- **WHAT THE TASK ASKS**
Print the listing in full, keeping every line exactly as it is.

- **RECORD EXTRACTS**
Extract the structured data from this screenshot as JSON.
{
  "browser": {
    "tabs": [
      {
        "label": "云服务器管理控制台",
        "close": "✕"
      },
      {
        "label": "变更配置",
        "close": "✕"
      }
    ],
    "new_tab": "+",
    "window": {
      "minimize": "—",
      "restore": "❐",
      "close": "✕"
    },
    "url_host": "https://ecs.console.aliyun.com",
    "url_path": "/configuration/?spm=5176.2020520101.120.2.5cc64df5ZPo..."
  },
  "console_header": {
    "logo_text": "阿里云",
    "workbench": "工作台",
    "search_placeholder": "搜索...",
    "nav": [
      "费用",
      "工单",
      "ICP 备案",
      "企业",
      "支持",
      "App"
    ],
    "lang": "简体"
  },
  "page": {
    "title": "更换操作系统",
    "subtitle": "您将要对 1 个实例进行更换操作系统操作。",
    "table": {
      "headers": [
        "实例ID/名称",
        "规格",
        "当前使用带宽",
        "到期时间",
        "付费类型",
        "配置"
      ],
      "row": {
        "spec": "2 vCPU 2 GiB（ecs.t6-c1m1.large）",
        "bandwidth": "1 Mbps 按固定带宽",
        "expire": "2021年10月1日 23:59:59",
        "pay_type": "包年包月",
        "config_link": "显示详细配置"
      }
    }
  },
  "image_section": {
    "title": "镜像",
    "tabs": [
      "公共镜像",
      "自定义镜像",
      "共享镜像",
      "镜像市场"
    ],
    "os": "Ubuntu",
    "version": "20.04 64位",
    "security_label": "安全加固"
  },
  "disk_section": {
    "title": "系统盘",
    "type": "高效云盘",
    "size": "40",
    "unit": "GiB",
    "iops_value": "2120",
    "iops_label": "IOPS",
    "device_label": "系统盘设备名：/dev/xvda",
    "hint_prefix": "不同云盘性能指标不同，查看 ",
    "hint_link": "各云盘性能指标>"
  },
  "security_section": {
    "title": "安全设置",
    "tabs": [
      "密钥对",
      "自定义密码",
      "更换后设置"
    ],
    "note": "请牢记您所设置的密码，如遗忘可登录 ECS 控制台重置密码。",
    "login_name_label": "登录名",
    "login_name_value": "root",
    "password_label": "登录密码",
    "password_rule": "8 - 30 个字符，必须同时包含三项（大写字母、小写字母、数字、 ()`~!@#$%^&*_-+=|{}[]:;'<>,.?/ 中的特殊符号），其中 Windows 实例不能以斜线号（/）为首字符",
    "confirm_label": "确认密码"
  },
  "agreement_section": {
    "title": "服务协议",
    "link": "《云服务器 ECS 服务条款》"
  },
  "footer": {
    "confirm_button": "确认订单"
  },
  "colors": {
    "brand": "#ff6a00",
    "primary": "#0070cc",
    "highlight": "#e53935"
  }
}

- **RESULT FOR THIS EXERCISE**
Extract the structured data from this screenshot as JSON.
{
  "browser": {
    "tabs": [
      {
        "label": "云服务器管理控制台",
        "close": "✕"
      },
      {
        "label": "变更配置",
        "close": "✕"
      }
    ],
    "new_tab": "+",
    "window": {
      "minimize": "—",
      "restore": "❐",
      "close": "✕"
    },
    "url_host": "https://ecs.console.aliyun.com",
    "url_path": "/configuration/?spm=5176.2020520101.120.2.5cc64df5ZPo..."
  },
  "console_header": {
    "logo_text": "阿里云",
    "workbench": "工作台",
    "search_placeholder": "搜索...",
    "nav": [
      "费用",
      "工单",
      "ICP 备案",
      "企业",
      "支持",
      "App"
    ],
    "lang": "简体"
  },
  "page": {
    "title": "更换操作系统",
    "subtitle": "您将要对 1 个实例进行更换操作系统操作。",
    "table": {
      "headers": [
        "实例ID/名称",
        "规格",
        "当前使用带宽",
        "到期时间",
        "付费类型",
        "配置"
      ],
      "row": {
        "spec": "2 vCPU 2 GiB（ecs.t6-c1m1.large）",
        "bandwidth": "1 Mbps 按固定带宽",
        "expire": "2021年10月1日 23:59:59",
        "pay_type": "包年包月",
        "config_link": "显示详细配置"
      }
    }
  },
  "image_section": {
    "title": "镜像",
    "tabs": [
      "公共镜像",
      "自定义镜像",
      "共享镜像",
      "镜像市场"
    ],
    "os": "Ubuntu",
    "version": "20.04 64位",
    "security_label": "安全加固"
  },
  "disk_section": {
    "title": "系统盘",
    "type": "高效云盘",
    "size": "40",
    "unit": "GiB",
    "iops_value": "2120",
    "iops_label": "IOPS",
    "device_label": "系统盘设备名：/dev/xvda",
    "hint_prefix": "不同云盘性能指标不同，查看 ",
    "hint_link": "各云盘性能指标>"
  },
  "security_section": {
    "title": "安全设置",
    "tabs": [
      "密钥对",
      "自定义密码",
      "更换后设置"
    ],
    "note": "请牢记您所设置的密码，如遗忘可登录 ECS 控制台重置密码。",
    "login_name_label": "登录名",
    "login_name_value": "root",
    "password_label": "登录密码",
    "password_rule": "8 - 30 个字符，必须同时包含三项（大写字母、小写字母、数字、 ()`~!@#$%^&*_-+=|{}[]:;'<>,.?/ 中的特殊符号），其中 Windows 实例不能以斜线号（/）为首字符",
    "confirm_label": "确认密码"
  },
  "agreement_section": {
    "title": "服务协议",
    "link": "《云服务器 ECS 服务条款》"
  },
  "footer": {
    "confirm_button": "确认订单"
  },
  "colors": {
    "brand": "#ff6a00",
    "primary": "#0070cc",
    "highlight": "#e53935"
  }
}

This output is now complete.